**PROBLEM TO SOLVE**: Line by line, please look for the word "збільшена" in the following records, then copy each line you find it in.
════════════════
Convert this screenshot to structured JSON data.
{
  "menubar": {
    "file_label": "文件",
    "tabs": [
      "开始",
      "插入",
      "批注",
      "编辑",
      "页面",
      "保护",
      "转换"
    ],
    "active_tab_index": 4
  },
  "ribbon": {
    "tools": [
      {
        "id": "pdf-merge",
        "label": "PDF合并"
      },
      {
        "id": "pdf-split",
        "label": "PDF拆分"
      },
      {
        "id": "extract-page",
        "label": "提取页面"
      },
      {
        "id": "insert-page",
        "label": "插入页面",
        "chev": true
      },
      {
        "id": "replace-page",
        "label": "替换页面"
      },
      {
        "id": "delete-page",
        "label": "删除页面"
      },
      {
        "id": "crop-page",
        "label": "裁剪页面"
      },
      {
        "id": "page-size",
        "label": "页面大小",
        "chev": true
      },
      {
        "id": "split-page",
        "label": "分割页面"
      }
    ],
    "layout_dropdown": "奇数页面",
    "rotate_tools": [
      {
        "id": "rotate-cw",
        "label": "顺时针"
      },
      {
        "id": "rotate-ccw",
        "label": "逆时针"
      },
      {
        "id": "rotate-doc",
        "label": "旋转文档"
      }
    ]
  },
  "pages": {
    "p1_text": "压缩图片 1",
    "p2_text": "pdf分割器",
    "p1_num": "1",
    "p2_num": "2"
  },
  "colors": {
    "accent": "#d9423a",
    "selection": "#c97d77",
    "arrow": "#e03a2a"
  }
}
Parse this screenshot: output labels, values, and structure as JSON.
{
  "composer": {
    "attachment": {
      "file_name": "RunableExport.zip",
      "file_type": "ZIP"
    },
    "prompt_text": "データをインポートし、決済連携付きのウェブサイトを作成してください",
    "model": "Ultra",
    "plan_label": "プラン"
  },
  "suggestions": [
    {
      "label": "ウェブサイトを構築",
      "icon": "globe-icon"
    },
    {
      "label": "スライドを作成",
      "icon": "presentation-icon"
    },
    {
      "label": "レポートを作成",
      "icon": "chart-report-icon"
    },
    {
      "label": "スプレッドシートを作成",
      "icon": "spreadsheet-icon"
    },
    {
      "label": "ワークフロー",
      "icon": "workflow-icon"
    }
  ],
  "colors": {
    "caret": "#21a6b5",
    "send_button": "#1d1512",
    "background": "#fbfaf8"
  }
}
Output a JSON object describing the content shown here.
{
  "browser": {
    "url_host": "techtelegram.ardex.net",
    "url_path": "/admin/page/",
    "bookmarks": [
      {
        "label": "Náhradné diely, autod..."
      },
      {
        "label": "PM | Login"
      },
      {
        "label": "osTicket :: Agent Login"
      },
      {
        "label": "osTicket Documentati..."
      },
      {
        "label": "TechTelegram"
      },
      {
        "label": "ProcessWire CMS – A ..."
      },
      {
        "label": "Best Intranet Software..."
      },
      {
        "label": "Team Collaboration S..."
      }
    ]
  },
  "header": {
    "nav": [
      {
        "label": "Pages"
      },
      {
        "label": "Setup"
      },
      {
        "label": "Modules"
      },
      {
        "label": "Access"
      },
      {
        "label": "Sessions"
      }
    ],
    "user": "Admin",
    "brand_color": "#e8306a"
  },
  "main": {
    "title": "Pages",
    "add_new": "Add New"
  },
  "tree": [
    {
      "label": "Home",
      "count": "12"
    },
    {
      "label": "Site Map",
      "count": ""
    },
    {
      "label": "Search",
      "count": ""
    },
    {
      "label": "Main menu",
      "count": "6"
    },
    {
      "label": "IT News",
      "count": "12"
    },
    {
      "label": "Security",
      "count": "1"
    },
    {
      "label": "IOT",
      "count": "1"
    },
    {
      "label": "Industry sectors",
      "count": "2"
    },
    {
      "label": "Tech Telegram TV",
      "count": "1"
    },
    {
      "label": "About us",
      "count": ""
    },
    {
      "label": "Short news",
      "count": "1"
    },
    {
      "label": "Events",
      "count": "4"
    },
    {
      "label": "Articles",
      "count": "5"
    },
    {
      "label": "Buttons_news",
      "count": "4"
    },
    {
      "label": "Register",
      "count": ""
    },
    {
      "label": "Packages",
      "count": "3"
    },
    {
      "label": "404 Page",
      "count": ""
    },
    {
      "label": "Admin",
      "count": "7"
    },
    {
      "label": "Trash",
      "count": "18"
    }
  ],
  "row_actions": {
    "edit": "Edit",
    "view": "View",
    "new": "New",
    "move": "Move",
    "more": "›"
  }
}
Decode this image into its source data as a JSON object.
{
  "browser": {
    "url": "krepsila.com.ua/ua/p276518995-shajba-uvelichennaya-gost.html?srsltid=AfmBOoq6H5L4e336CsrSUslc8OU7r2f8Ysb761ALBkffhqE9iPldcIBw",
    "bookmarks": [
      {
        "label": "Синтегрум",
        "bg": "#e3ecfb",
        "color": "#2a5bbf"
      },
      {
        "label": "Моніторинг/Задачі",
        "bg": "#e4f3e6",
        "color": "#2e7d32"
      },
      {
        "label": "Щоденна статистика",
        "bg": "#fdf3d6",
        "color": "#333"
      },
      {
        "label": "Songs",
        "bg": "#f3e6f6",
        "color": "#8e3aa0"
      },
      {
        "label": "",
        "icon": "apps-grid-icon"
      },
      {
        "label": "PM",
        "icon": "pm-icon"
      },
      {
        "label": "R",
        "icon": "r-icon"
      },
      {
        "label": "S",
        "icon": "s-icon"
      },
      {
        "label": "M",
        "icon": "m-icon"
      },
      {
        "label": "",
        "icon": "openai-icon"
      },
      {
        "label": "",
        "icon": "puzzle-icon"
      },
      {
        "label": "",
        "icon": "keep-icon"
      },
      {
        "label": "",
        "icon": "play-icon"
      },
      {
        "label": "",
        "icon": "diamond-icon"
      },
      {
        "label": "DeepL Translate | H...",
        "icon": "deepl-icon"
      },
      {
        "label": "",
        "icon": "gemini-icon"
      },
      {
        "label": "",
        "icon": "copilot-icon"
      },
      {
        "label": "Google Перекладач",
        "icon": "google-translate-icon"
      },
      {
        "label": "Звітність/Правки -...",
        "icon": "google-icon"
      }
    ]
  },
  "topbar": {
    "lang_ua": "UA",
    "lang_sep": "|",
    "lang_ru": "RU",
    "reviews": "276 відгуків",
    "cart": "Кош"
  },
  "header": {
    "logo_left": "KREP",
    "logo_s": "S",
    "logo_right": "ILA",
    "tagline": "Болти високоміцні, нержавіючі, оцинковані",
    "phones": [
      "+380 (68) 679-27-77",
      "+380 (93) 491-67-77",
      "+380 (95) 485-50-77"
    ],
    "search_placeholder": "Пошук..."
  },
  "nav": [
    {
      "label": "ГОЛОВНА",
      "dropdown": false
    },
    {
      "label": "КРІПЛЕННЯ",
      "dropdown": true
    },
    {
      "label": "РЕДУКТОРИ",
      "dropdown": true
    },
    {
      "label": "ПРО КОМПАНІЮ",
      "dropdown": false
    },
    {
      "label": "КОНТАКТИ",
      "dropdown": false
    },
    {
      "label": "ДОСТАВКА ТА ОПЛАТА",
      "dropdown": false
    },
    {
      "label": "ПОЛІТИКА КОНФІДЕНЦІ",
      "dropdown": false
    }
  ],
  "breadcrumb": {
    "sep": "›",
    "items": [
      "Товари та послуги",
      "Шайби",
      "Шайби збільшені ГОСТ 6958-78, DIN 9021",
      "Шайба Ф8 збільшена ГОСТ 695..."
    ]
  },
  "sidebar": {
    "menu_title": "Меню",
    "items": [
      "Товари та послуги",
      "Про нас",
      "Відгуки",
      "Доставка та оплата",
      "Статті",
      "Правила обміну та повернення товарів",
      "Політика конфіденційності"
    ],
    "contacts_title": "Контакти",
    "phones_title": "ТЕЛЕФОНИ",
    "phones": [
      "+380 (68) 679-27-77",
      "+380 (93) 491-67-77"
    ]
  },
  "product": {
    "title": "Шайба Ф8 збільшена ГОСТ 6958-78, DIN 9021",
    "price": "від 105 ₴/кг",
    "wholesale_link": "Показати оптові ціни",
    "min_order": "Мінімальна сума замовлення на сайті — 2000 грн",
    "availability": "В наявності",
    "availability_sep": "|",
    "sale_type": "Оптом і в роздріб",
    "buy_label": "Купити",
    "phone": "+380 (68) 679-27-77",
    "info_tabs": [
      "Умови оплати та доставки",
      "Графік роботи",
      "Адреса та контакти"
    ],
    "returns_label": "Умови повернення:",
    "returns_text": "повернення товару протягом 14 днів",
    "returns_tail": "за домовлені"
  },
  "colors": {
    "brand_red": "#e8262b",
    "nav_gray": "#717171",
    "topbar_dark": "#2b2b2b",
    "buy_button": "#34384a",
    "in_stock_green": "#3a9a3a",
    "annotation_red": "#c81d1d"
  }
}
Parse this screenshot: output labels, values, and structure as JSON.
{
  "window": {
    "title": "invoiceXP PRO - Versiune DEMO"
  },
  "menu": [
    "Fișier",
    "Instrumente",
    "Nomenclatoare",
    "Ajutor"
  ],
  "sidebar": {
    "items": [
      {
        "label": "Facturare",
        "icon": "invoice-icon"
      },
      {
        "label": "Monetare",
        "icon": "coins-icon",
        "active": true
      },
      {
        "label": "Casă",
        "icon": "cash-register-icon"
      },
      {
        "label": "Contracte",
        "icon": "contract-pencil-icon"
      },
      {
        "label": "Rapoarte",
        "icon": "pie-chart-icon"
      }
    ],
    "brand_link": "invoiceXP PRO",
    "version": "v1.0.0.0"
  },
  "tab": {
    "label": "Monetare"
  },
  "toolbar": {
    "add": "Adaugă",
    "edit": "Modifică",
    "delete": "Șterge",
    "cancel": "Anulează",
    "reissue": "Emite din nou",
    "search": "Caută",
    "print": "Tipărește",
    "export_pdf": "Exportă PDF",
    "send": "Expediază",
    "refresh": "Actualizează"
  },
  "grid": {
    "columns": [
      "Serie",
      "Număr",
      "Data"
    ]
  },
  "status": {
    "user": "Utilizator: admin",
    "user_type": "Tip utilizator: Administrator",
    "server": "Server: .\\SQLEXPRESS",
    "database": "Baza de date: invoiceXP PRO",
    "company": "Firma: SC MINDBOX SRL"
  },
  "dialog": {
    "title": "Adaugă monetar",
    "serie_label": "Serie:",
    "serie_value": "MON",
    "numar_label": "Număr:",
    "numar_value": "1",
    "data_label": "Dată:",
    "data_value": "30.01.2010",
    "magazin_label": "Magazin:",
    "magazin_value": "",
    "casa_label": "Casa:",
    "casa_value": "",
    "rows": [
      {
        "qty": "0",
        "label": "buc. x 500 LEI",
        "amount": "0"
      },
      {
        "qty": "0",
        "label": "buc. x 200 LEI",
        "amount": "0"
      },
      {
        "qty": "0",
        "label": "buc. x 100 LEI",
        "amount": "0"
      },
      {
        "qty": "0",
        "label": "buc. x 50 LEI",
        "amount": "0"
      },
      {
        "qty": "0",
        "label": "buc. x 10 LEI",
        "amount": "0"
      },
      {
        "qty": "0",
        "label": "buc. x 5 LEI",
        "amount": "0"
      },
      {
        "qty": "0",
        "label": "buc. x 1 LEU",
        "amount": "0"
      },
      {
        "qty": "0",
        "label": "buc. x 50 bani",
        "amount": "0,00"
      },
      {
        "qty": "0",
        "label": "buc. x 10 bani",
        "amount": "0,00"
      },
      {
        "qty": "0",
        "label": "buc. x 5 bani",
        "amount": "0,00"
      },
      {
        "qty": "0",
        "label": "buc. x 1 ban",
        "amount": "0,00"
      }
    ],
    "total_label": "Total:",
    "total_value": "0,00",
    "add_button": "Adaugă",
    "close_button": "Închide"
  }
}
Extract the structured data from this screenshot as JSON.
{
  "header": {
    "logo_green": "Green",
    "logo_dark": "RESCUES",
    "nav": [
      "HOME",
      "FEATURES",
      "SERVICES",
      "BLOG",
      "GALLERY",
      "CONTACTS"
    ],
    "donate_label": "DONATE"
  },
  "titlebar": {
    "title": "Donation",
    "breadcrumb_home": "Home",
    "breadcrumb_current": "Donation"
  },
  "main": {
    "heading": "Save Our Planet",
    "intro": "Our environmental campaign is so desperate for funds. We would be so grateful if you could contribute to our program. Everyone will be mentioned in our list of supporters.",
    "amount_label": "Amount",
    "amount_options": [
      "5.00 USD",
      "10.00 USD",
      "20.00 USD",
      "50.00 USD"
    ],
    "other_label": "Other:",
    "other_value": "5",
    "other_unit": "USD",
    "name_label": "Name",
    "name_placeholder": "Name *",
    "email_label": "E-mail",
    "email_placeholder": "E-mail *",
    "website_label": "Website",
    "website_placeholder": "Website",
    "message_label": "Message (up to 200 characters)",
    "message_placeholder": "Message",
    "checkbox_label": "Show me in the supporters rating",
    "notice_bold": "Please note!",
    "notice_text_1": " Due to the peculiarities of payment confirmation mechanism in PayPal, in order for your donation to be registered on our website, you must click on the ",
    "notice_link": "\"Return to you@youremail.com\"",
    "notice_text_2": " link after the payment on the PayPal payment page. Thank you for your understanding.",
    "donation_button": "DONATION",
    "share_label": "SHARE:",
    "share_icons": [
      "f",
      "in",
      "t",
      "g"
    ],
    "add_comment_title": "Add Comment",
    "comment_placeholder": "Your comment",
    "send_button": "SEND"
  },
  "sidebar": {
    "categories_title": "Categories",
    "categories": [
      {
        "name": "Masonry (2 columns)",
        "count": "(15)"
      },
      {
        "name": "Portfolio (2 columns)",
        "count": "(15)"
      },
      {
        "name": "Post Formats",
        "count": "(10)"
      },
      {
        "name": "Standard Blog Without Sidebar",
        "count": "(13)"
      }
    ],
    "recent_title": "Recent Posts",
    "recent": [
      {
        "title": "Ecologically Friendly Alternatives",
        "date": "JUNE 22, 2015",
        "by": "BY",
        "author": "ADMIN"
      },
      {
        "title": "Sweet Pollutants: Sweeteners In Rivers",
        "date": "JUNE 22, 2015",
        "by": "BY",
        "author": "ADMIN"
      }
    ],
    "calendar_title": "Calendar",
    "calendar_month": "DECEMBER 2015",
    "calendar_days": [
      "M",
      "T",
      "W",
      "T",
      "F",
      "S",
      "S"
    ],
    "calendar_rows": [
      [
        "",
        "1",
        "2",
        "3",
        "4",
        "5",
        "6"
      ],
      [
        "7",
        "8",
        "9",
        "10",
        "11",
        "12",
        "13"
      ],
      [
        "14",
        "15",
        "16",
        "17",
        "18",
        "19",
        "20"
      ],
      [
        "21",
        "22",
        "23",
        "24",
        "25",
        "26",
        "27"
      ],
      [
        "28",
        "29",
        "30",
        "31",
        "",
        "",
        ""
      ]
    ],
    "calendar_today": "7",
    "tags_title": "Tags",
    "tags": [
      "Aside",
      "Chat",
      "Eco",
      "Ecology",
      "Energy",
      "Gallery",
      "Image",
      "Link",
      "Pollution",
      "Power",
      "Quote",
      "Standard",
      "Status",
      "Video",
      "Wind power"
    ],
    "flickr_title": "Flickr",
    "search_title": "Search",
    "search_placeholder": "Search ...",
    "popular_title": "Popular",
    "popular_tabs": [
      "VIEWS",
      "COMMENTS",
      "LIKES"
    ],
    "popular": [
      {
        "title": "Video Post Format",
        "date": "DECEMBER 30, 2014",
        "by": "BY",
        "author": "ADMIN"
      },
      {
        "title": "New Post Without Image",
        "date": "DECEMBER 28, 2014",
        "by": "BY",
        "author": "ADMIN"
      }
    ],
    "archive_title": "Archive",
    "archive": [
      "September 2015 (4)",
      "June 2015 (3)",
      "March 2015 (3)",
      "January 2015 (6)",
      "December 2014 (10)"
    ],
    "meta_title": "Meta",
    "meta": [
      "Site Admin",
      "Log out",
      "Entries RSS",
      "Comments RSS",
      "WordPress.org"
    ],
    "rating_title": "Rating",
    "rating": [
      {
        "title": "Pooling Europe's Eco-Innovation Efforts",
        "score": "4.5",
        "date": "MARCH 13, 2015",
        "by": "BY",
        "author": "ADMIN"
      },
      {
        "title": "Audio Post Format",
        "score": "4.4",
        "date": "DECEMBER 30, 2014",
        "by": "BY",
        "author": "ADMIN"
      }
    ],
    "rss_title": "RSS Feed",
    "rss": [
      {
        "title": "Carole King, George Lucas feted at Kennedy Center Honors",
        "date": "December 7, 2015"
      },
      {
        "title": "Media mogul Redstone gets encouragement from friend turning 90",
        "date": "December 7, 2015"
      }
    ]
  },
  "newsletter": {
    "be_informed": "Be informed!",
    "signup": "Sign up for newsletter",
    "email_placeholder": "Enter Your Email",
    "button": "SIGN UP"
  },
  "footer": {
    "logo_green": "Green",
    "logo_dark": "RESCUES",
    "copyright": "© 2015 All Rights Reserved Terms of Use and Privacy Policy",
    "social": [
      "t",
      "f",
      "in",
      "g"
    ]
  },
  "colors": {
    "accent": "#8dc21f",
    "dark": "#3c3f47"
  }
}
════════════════
**ANSWER SPACE**:
      "Шайба Ф8 збільшена ГОСТ 695..."
    "title": "Шайба Ф8 збільшена ГОСТ 6958-78, DIN 9021",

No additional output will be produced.